Anna N. S. , Leah R. ( Reporting) Marcia L., Translation

Barta'a- Reihan Checkpoint, 06:15 

There isn't a line like this in Israel. . Several hundred impatient men who woke up early wait in front of the turnstile and worry that they will miss their rides to work.  This only happens in the West Bank, not with us. 

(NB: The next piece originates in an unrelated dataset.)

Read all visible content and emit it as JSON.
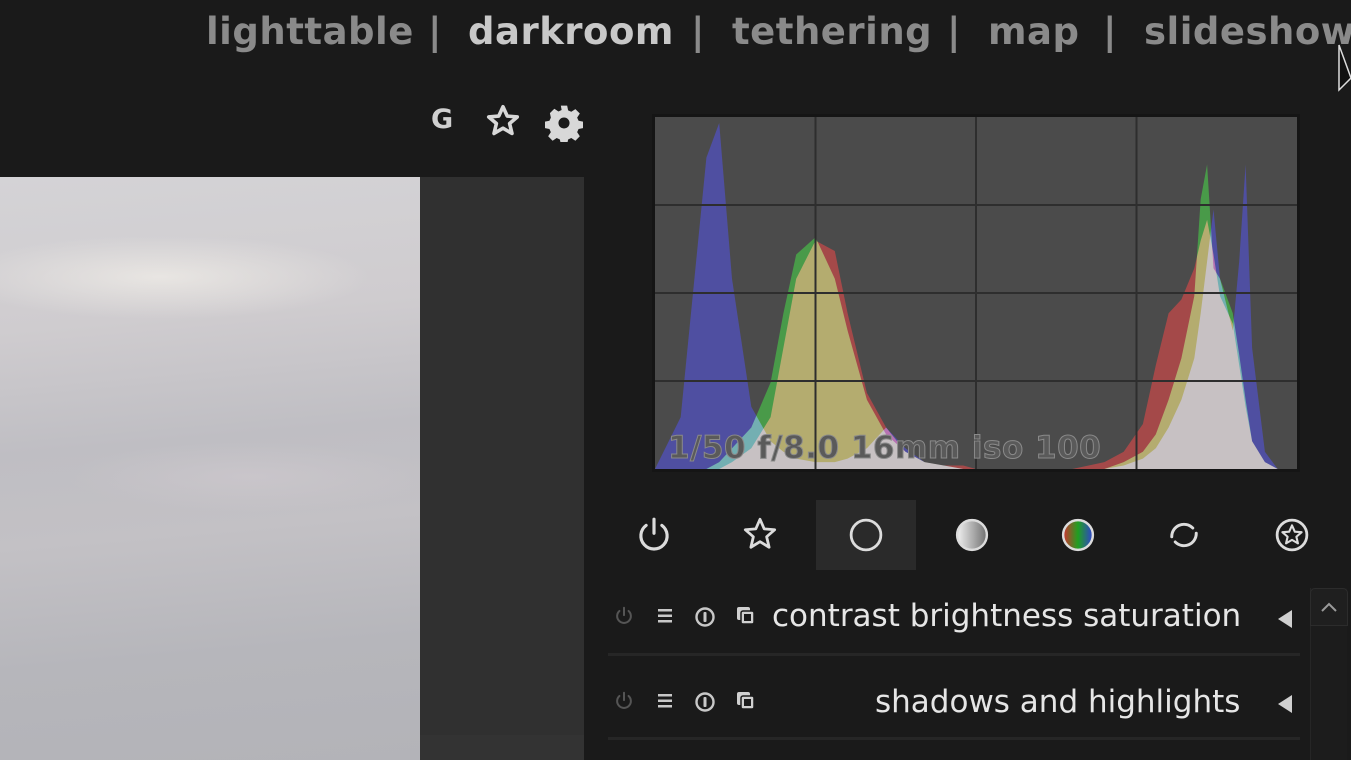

Anna counts. The turnstile opens and several hundred workers enter. After two or three minutes, an additional hundred enter.  But the line doesn't get shorter because at the same time, many more people arrive. It is clear that there is also a positive aspect:  there are a great many work permits. I spoke to the Director of the checkpoint.  He admits the problem but he sounds helpless. Today, even A., the volunteer attendant, is nervous; he can't take the tension. He is angry at the pushing. The workers also complain about the long time they wait when they return from work.  Two young men return; they lost their rides. A group of women pass through a separate turnstile. 


When we left, at 7:30, there was still a mass of people. There is also a long line of trucks filled with merchandise. One of the drivers of the truck that is transporting meat,  turns to Anna and she requests that they go ahead in line. 


7:30 - Tura-Shaked Checkpoint, 07:30

They say that the passage began at the early hour of 06:30. A man turned to us, worried that the inspection machine ruins his health.  Several students come, who actually smile at us this time.  A painter passes who works in Shaked. He announces that he saves a lot of time by passing through this checkpoint. There is traffic all the time, by foot and by vehicle, in two directions. 


09:00 - We leave.